– A baby leopard joyfully greeting and jumping all over its mother after she returned at day’s end
Tanzania – NgoroNgoro Crater
– Zebras scratching on the ground
– A vervet monkey seeing his own reflection
– Two Grant’s gazelles head-butting furiously and repeatedly, until one of them was pushed – just a few inches at a time – right across the road in front of us and finally out of view into the trees on the other side
– Seeing 3.6 million year old footprints with a big toe midway between monkey and human
– Visiting a Maasai village and hearing their songs and watching their jumping
Tanzania – the Serengeti
– Sleeping in a tent and hearing lion calls, baboon shouts, zebra barks, and leopard coughs outside at night
– Seeing the annual Northern migration where wildebeest march in single file lines stretching out of sight across vast grasslands
– Watching 50 vultures fight each other to jointly devour a wildebeest carcass and learning about their layered flight patterns that form a search pyramid over vast regions
– Seeing a troop of 20-odd baboons intelligently form a circle to trap a baby Thompson gazelle and then send in several fast baboons to run it down and kill it
– Hearing zebras bark and watching them “hug”
Kenya – Lewa
– Healthy young lion clubs at play
– Riding a horse to within a few feet of giraffes and seeing a newborn giraffe just 2 weeks old (followed by glorious hot breakfast in the field and a camel ride home)
– The lawnmower action of a white rhino as it grazes
– Gina saw another ostrich dance and mate – this time the Somali ostrich
– Dik-diks scampering cutely like furry rabbits
– Holding prehistoric stone basalt tools, 1.5 million years old, and finding your hand really fits
Kenya – Sarara
– Staying at a small safari camp that was alone on a million acres of land
– Sleeping under the stars on an ancient dry riverbed with only a mosquito net for cover
– Tracking leopards at night by ear and spotlight
– Walking in the semi-desert sands with a Samburu elder and learning to fish for scorpions and baboon spiders and to cut our own toothbrushes from trees
– At camp: petting a baby kudu, playing with a smart spring spaniel, listening to hyrax and fruit bats explore our open air house while we stayed in bed at night, seeing elephants drink at the waterhole, watching squadrons of hornbills fly about
– Seeing the outrageously glorious outfits, decorative scars and piercings of the unspoilt Samburu tribe at the Singing Wells, a local village and a regional market
– Learning about their highly developed belief systems and culture that enable survival in the harsh Kenyan desert
– Watching a goat held and swiftly slaughtered on the grounds of the Samburu market, with a bowl under the neck to catch the warm blood for a beverage
Kenya – Elephant Manor and Giraffe House
– Giraffe Manor where rare Rothschild giraffes put their heads into the windows.

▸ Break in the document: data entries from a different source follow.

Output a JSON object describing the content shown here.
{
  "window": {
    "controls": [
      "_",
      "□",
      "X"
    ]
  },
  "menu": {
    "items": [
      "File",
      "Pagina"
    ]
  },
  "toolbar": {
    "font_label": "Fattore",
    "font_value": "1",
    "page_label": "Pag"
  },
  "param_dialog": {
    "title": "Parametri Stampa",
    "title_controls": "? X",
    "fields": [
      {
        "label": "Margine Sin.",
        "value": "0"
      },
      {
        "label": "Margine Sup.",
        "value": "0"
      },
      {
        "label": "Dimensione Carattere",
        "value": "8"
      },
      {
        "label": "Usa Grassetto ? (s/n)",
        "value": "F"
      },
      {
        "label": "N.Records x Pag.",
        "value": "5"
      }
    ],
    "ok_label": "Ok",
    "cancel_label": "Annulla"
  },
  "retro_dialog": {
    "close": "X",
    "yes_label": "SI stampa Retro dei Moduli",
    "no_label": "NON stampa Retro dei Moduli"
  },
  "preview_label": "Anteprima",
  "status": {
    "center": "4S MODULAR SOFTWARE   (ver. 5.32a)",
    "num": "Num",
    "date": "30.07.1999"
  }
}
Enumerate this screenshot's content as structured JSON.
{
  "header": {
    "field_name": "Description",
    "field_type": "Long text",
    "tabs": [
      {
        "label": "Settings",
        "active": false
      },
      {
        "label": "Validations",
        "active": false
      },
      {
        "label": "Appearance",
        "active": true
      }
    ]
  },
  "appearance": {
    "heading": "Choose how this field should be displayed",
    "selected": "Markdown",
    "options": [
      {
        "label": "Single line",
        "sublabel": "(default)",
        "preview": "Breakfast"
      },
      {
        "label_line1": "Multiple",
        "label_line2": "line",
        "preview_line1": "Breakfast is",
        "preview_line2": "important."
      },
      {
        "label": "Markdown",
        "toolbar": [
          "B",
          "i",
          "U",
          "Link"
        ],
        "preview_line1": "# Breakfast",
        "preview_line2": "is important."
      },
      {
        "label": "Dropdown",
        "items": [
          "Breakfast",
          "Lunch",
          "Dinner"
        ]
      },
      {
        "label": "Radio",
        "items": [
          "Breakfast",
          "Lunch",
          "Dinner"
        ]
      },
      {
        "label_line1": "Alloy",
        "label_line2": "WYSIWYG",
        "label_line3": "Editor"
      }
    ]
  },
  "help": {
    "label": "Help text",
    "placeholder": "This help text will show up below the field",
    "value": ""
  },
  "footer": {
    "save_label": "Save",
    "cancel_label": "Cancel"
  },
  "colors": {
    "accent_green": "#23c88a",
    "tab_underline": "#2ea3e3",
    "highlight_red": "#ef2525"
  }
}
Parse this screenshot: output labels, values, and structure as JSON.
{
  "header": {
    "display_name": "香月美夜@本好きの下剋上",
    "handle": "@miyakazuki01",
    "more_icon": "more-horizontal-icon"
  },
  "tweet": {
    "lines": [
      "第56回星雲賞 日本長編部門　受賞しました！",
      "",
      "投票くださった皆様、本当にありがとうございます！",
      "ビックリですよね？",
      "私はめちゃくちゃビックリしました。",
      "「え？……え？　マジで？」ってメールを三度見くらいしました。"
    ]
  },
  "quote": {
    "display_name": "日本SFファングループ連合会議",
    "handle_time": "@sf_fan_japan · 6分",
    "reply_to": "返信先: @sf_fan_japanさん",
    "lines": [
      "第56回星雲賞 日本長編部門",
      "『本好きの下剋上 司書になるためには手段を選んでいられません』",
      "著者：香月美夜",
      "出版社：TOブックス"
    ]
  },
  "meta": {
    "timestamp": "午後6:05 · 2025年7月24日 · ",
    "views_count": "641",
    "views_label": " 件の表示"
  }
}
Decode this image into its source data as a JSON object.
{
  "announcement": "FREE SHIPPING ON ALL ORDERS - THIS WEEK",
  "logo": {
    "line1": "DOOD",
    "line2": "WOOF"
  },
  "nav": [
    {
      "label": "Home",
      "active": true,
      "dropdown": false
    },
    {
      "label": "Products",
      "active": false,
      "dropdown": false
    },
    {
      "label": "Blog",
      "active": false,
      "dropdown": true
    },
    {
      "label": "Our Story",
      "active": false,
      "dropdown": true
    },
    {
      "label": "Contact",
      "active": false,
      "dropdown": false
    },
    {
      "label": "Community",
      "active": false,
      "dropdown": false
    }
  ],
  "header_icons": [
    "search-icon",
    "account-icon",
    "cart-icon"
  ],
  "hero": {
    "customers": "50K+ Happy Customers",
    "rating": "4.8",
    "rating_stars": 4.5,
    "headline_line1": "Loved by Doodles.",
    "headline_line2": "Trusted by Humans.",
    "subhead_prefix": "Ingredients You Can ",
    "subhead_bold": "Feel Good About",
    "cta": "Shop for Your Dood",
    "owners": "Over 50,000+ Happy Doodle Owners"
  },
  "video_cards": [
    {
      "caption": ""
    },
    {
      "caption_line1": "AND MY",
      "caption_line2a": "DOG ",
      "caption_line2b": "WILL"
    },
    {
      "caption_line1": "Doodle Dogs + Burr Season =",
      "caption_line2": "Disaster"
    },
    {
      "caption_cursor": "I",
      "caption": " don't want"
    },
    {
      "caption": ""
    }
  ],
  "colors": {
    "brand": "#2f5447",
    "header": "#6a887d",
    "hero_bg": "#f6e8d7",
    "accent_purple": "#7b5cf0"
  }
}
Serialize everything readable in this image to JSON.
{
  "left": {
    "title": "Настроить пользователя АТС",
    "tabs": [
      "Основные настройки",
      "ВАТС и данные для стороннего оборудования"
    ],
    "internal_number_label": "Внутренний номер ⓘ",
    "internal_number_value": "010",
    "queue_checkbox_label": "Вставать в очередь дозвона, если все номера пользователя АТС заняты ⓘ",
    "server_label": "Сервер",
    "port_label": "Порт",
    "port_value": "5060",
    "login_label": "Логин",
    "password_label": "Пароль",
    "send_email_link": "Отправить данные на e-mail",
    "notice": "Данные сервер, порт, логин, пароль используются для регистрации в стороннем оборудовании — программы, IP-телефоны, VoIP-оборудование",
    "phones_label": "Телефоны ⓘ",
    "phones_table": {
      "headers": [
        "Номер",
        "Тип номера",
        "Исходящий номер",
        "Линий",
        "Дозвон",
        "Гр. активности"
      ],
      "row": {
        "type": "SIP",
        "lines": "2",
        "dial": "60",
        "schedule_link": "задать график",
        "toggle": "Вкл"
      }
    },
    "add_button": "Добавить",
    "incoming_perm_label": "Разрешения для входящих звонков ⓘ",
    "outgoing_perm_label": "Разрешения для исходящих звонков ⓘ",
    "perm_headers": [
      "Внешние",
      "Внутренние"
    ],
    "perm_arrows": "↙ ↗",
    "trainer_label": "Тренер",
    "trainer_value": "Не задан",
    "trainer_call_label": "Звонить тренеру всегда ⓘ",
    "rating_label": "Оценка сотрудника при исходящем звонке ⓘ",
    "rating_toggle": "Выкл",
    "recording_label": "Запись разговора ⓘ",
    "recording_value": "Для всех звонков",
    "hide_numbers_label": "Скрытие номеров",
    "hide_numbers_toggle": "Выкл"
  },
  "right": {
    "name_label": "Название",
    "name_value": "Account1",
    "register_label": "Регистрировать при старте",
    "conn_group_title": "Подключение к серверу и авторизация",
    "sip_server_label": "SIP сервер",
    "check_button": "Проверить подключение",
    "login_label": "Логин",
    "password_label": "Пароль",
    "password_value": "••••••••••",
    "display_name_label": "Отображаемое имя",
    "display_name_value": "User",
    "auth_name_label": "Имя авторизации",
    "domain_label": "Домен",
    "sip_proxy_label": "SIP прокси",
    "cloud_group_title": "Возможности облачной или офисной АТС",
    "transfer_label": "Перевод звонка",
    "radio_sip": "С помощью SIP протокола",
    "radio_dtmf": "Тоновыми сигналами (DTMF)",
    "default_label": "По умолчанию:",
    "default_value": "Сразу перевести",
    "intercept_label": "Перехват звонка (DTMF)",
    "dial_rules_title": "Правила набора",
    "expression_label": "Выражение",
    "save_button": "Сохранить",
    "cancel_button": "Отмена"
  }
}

Feeding them by hand and feeling their rough tongue on our hands and faces.
– The kids and Gina watched baby elephants put to sleep under blankets for the night – they suck their trunk tips like a thumb!